Campus Life

The building that is now Oscar Richie Hall was once the home of student life on campus. The Kent Student Union was home to such familiarities as the Hub, the bookstore and the meeting place for student organizations. Designated areas where students were forbidden to study gave the Union a fun, comfortable atmosphere.

According to the Kent State 1958 yearbook: “Living up to its name, the Hub serves as the center of the students’ recreational life. Hubsitting is a favorite pastime at Kent State. With the juke box playing in the background, students talk, eat and read.”

With two dormitories for men and five for women, residence life was completely different than what we know today. Corridor parties, individual bull sessions, sock hops, formals, exchange dinners and pajama parties were typical events for nearly 2,000 residents. Because dorms were strictly gender-separate, dates were to meet in the social lounges, and women had a “house mother” who kept a strict lights-out time.

Campus fashion today consists of what students happen to roll out of bed in, but in 1958, the rules restricted style.

“Women were not allowed to walk across the campus wearing shorts,” said Mathalia Price, a ’58 graduate. “Thighs were not to be seen on campus.”

Discount stores such as Kmart made their appearance around 1958, entertaining students with thrift shopping. They would also spend their weekends downtown at Ray’s and The Robin Hood.

“We probably didn’t drink as much as they do now, but we still celebrated,” Price said.

Performers who are better known by “Saturday Night Live” impressions were once headliners of campus concerts.

“We went to a Robert Goulet concert in Kent my senior year,” Price said. “This was when he was young and handsome.”

Tradition Never Dies

For a freshman in 1958, there was more to fear than new professors and finals week. The entire class was expected to earn its Kent State stripes by participating in an annual freshman leaf rake as well by performing the alma mater in front of onlooking upperclassmen in the Hub. In addition, any freshman caught stepping on the university seal (next to the current Starbucks) would be given soap and a scrub brush and be told to start cleaning.

Activities such as the Rowboat Regatta, Penny Carnival, Pork Barrel, Top Hop and May Day Relay were very symbolic to students. Both Greek life and dormitories would compete for trophies and more importantly, bragging rights. Students took pride in tradition, going above and beyond expectations by creating extravagant yard decorations and floats for parades. Other smaller traditions continue today, including sled riding on cafeteria trays down front-campus hills in the winter season.

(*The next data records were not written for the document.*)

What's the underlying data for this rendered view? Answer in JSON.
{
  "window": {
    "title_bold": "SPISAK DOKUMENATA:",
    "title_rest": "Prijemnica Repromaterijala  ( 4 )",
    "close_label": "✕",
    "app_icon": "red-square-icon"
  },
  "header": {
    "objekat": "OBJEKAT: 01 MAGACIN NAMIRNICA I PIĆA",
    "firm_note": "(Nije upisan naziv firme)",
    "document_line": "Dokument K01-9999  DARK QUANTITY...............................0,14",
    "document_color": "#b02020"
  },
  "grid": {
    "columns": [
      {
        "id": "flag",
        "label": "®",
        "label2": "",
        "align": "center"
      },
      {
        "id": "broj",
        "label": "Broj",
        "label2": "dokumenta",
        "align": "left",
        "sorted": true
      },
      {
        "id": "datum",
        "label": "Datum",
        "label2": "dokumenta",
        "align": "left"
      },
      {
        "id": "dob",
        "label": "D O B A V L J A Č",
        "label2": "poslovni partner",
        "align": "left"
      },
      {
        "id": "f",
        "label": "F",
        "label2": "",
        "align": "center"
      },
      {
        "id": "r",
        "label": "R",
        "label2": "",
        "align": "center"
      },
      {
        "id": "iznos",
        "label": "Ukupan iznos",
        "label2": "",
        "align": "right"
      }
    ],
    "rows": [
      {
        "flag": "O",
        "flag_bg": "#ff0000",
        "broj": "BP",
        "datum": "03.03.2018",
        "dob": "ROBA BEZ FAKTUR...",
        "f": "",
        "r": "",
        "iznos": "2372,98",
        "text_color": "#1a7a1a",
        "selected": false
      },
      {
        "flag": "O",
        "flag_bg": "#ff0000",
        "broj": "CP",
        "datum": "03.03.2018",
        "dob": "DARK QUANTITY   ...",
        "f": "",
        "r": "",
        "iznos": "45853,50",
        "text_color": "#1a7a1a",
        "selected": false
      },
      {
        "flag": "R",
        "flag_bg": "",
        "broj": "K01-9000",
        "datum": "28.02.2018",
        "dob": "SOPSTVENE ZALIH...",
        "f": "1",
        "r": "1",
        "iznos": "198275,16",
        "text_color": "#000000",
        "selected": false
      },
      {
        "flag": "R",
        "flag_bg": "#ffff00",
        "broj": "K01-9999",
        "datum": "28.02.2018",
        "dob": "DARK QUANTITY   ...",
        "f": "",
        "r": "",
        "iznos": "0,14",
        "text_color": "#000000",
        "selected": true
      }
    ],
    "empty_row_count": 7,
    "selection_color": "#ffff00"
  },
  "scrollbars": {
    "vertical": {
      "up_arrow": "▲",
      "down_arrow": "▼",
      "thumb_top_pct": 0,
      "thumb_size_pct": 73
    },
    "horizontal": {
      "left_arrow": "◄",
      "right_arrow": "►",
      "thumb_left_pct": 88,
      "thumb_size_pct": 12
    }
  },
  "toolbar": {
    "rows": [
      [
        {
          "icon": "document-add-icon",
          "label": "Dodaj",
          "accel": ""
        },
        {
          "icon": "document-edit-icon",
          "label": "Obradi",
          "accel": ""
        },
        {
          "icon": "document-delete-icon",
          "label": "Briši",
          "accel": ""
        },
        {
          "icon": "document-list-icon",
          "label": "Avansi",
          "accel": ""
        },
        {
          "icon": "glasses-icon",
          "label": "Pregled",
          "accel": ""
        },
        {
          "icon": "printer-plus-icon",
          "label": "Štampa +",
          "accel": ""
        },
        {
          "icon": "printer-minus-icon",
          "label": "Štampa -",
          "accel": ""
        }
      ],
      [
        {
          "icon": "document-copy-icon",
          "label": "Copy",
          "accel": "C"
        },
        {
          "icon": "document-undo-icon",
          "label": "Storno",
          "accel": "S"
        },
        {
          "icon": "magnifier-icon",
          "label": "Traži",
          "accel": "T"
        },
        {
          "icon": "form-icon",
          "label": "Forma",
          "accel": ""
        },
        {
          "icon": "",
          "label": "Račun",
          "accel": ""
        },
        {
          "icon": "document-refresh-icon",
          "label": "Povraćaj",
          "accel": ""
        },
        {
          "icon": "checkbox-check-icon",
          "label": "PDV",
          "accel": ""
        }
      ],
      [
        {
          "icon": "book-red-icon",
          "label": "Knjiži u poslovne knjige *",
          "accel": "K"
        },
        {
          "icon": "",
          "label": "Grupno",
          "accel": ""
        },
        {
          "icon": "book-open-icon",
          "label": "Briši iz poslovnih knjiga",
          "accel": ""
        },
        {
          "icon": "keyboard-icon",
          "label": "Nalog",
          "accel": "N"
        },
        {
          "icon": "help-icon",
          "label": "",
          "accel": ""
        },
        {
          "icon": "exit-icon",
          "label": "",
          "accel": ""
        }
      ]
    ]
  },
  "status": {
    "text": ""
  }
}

Homecoming was one of the biggest events of the year, with students campuswide getting involved and showing their Kent State pride. Elaborate floats were designed by fraternities and dormitories to be presented in the annual parade, and front yards were decorated with dummies of sister school Bowling Green. Which brings about another 1958 fun fact: Homecoming was determined by the date of the Kent State-Bowling Green football game. If the game was on their field, it was their Homecoming, and vice versa.

Price said she remembers Kent State Homecoming as more of a formal event, but with the same energy and spirit we see today.

“At that time, it was very dressy to go to the football games,” she said. “Your date gave you a great big chrysanthemum, about 6 inches, with a big bow on it.”

Graduation Day

As commencement draws closer, the thought of uncertainty is something in every student’s mind, even 50 years ago.

“I remember a very strong feeling when I finished school,” Price said. “At the end of my last class I had this terrifying feeling, like, what will I do next? Except for getting married, it’s one of the biggest steps you’ll take.”

Price’s advice for students is simple.

“I would just say to follow your dreams,” she said. “You can do anything you want to. Keep at it!”

Contact alumni affairs reporter Jenn Yokley at [email protected].